With her coming from a military background and working with services such as the police force, her approach was perfect for me as she was blunt and sometimes brutal, but ultimately she didn’t beat around the bush when it came to helping me.
Lyn identified some ‘unprocessed’ memories that were causing me problems and diagnosed me with Post Traumatic Stress Disorder (or PTSD). She brilliantly explained that your brain subconsciously processes literally millions of bits of information every second. The brain takes these ‘bits’, processes them and then files them in the back of your mind. When you experience trauma, that ‘packet’ of information is sometimes too big to make its way through the processing system, so it gets stuck, unprocessed and unfiled. That’s when the problems begin.
So, we sat and talked about Logan’s birth, and amazingly there were details emerging that I hadn’t ever remembered before. They upset me talking about them, and that was a clear sign they hadn’t been processed, but by going through them and dealing with them my mind was able to make peace and move on. Filed. Saved. Processed.
(I must add at this point that the flipside of Lyn working with the army and other services meant I also experienced guilt that my PTSD was nothing compared to what these men and women go through, but Lyn reminded me it’s all about context. What is traumatic for one person might not be for another, but that doesn’t mean it’s not any less valid. As I said, I can’t speak highly enough of this woman).
For me it only took a few sessions to work through what I needed to get my mental health back in shape. For some it takes longer, and it might be a lifetime battle (just like physical fitness is for some people), but now I have more tools in my arsenal to deal with my emotions if they ever start working against me. That’s the joy of CBT, it’s pragmatic and designed to help you recognise problems and work through them. But at the same time, I also now know where I can get help if and when I need it again.
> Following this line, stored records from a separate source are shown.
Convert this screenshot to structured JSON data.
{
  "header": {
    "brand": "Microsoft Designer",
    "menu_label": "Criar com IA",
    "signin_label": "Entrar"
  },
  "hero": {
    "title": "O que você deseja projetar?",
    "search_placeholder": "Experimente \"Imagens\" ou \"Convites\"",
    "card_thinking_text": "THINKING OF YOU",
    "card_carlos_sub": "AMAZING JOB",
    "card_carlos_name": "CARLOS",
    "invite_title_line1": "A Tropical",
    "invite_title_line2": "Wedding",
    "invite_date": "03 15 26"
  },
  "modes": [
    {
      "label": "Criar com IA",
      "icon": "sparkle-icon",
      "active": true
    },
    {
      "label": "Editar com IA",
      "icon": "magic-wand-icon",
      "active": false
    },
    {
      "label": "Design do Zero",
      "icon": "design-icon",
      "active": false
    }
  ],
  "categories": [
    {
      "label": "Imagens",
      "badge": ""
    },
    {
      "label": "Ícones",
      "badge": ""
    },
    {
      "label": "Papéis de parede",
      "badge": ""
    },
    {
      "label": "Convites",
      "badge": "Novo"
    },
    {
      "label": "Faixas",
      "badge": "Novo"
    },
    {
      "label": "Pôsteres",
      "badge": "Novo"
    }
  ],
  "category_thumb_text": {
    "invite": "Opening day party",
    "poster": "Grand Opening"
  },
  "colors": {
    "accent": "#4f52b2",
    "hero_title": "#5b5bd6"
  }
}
Since I had therapy, I’ve actually become proud of the fact. It felt strange admitting it to people at first, but actually the love and respect I’ve had from the people I’ve told has been overwhelming, and I’ve now recommended it to other people who have bitten the bullet and are advocates as well. More men are going through therapy than ever before, and that’s a good thing. We’re talking. We’re addressing our mental health. And the more we do that, the more we’ll stop men suffering, or stop families falling apart or stop male suicides. And that’s a very good thing.
Whilst you might not experience any mental health issues yourself, and I really hope that is the case, you may know someone who does, and that’s why I think every dad should know about International Fathers Mental Health Day.
You can listen to Jonathan’s birth experience in episode four of Poddy Training, and we have plans to discuss his long-term mental health and his experiences of therapy in future episodes. You can also get more information about International Fathers Mental Health Day, and Mark’s amazing work, at https://www.reachingoutpmh.co.uk/ and use the hashtag #HowAreYouDad to find useful and insightful resources on social media.
If you think you may be suffering from paternal postpartum depression you should seek professional help as soon as possible. There are some great resources online and details of helplines are featured on the NHS website, which is a great place for all sorts of advice and guidance.